--- START ---

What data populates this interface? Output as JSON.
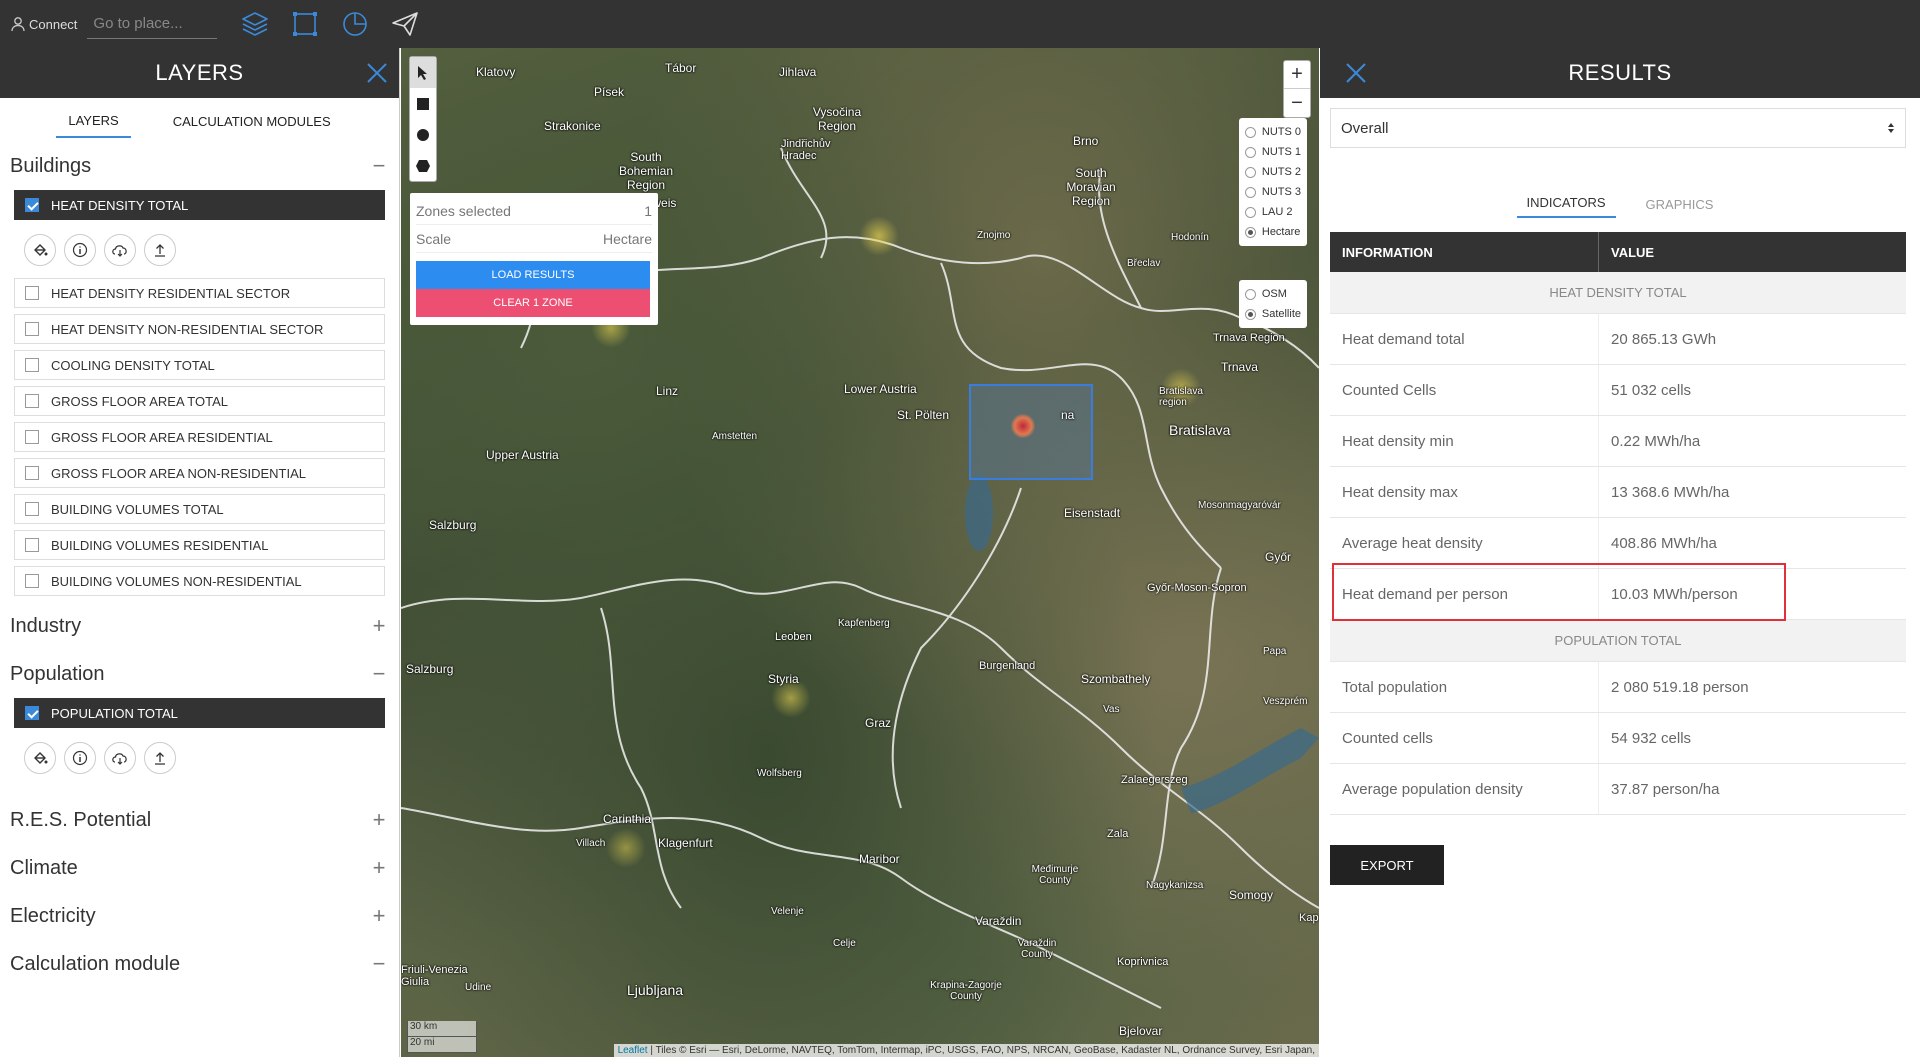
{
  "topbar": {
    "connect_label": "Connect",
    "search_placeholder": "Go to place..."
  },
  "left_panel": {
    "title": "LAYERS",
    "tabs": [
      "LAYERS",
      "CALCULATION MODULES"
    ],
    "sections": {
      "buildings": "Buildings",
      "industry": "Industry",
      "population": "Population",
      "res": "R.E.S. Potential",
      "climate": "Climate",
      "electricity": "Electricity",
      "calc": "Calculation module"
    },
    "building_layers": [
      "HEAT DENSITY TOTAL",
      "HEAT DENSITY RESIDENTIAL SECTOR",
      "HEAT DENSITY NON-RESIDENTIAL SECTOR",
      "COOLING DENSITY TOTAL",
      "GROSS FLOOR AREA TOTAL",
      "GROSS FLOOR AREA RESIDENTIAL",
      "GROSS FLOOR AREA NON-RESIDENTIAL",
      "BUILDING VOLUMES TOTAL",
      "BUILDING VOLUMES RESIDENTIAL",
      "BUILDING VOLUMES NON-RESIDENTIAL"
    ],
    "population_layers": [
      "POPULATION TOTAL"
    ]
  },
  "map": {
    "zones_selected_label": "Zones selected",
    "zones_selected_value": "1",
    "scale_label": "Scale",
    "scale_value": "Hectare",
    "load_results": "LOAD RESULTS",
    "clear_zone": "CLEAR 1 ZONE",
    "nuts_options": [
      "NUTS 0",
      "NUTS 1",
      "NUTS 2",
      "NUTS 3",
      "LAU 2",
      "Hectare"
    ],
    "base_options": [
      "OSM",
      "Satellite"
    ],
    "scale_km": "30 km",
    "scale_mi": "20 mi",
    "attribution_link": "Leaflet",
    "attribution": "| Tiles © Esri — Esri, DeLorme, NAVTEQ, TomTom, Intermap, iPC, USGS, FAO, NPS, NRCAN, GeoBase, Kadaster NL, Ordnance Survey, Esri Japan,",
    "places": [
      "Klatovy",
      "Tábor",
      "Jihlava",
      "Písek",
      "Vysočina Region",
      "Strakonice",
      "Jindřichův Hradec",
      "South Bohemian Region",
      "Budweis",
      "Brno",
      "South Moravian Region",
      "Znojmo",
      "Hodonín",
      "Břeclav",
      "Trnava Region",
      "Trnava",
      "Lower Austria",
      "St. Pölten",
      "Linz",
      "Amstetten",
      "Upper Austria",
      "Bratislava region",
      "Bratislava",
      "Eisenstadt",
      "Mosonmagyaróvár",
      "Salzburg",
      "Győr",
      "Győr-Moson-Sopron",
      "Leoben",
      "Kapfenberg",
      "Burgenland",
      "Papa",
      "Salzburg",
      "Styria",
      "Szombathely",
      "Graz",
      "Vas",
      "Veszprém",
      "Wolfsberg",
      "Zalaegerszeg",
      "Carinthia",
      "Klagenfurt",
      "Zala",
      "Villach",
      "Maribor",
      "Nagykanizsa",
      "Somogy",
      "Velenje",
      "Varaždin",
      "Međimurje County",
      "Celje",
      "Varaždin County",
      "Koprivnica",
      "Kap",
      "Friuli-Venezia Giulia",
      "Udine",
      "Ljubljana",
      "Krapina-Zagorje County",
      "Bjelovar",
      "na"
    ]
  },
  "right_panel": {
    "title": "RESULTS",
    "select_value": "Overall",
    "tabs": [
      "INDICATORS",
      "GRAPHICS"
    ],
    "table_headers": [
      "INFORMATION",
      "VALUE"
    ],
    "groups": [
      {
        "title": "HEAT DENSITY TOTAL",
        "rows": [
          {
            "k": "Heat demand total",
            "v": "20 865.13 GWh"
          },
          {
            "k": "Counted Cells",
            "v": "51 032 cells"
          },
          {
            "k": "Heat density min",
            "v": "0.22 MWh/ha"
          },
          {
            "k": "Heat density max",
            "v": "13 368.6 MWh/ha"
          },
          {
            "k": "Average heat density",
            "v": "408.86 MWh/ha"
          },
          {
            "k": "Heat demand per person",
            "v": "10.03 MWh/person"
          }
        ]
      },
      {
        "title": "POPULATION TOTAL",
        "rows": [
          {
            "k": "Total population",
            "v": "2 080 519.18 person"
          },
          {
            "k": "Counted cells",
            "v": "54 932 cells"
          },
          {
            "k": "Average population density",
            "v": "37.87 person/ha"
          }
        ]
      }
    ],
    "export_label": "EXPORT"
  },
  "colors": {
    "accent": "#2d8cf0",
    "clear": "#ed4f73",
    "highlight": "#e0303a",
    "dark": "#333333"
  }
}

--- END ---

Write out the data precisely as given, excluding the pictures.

What data populates this interface? Output as JSON.
{
  "topbar": {
    "connect_label": "Connect",
    "search_placeholder": "Go to place..."
  },
  "left_panel": {
    "title": "LAYERS",
    "tabs": [
      "LAYERS",
      "CALCULATION MODULES"
    ],
    "sections": {
      "buildings": "Buildings",
      "industry": "Industry",
      "population": "Population",
      "res": "R.E.S. Potential",
      "climate": "Climate",
      "electricity": "Electricity",
      "calc": "Calculation module"
    },
    "building_layers": [
      "HEAT DENSITY TOTAL",
      "HEAT DENSITY RESIDENTIAL SECTOR",
      "HEAT DENSITY NON-RESIDENTIAL SECTOR",
      "COOLING DENSITY TOTAL",
      "GROSS FLOOR AREA TOTAL",
      "GROSS FLOOR AREA RESIDENTIAL",
      "GROSS FLOOR AREA NON-RESIDENTIAL",
      "BUILDING VOLUMES TOTAL",
      "BUILDING VOLUMES RESIDENTIAL",
      "BUILDING VOLUMES NON-RESIDENTIAL"
    ],
    "population_layers": [
      "POPULATION TOTAL"
    ]
  },
  "map": {
    "zones_selected_label": "Zones selected",
    "zones_selected_value": "1",
    "scale_label": "Scale",
    "scale_value": "Hectare",
    "load_results": "LOAD RESULTS",
    "clear_zone": "CLEAR 1 ZONE",
    "nuts_options": [
      "NUTS 0",
      "NUTS 1",
      "NUTS 2",
      "NUTS 3",
      "LAU 2",
      "Hectare"
    ],
    "base_options": [
      "OSM",
      "Satellite"
    ],
    "scale_km": "30 km",
    "scale_mi": "20 mi",
    "attribution_link": "Leaflet",
    "attribution": "| Tiles © Esri — Esri, DeLorme, NAVTEQ, TomTom, Intermap, iPC, USGS, FAO, NPS, NRCAN, GeoBase, Kadaster NL, Ordnance Survey, Esri Japan,",
    "places": [
      "Klatovy",
      "Tábor",
      "Jihlava",
      "Písek",
      "Vysočina Region",
      "Strakonice",
      "Jindřichův Hradec",
      "South Bohemian Region",
      "Budweis",
      "Brno",
      "South Moravian Region",
      "Znojmo",
      "Hodonín",
      "Břeclav",
      "Trnava Region",
      "Trnava",
      "Lower Austria",
      "St. Pölten",
      "Linz",
      "Amstetten",
      "Upper Austria",
      "Bratislava region",
      "Bratislava",
      "Eisenstadt",
      "Mosonmagyaróvár",
      "Salzburg",
      "Győr",
      "Győr-Moson-Sopron",
      "Leoben",
      "Kapfenberg",
      "Burgenland",
      "Papa",
      "Salzburg",
      "Styria",
      "Szombathely",
      "Graz",
      "Vas",
      "Veszprém",
      "Wolfsberg",
      "Zalaegerszeg",
      "Carinthia",
      "Klagenfurt",
      "Zala",
      "Villach",
      "Maribor",
      "Nagykanizsa",
      "Somogy",
      "Velenje",
      "Varaždin",
      "Međimurje County",
      "Celje",
      "Varaždin County",
      "Koprivnica",
      "Kap",
      "Friuli-Venezia Giulia",
      "Udine",
      "Ljubljana",
      "Krapina-Zagorje County",
      "Bjelovar",
      "na"
    ]
  },
  "right_panel": {
    "title": "RESULTS",
    "select_value": "Overall",
    "tabs": [
      "INDICATORS",
      "GRAPHICS"
    ],
    "table_headers": [
      "INFORMATION",
      "VALUE"
    ],
    "groups": [
      {
        "title": "HEAT DENSITY TOTAL",
        "rows": [
          {
            "k": "Heat demand total",
            "v": "20 865.13 GWh"
          },
          {
            "k": "Counted Cells",
            "v": "51 032 cells"
          },
          {
            "k": "Heat density min",
            "v": "0.22 MWh/ha"
          },
          {
            "k": "Heat density max",
            "v": "13 368.6 MWh/ha"
          },
          {
            "k": "Average heat density",
            "v": "408.86 MWh/ha"
          },
          {
            "k": "Heat demand per person",
            "v": "10.03 MWh/person"
          }
        ]
      },
      {
        "title": "POPULATION TOTAL",
        "rows": [
          {
            "k": "Total population",
            "v": "2 080 519.18 person"
          },
          {
            "k": "Counted cells",
            "v": "54 932 cells"
          },
          {
            "k": "Average population density",
            "v": "37.87 person/ha"
          }
        ]
      }
    ],
    "export_label": "EXPORT"
  },
  "colors": {
    "accent": "#2d8cf0",
    "clear": "#ed4f73",
    "highlight": "#e0303a",
    "dark": "#333333"
  }
}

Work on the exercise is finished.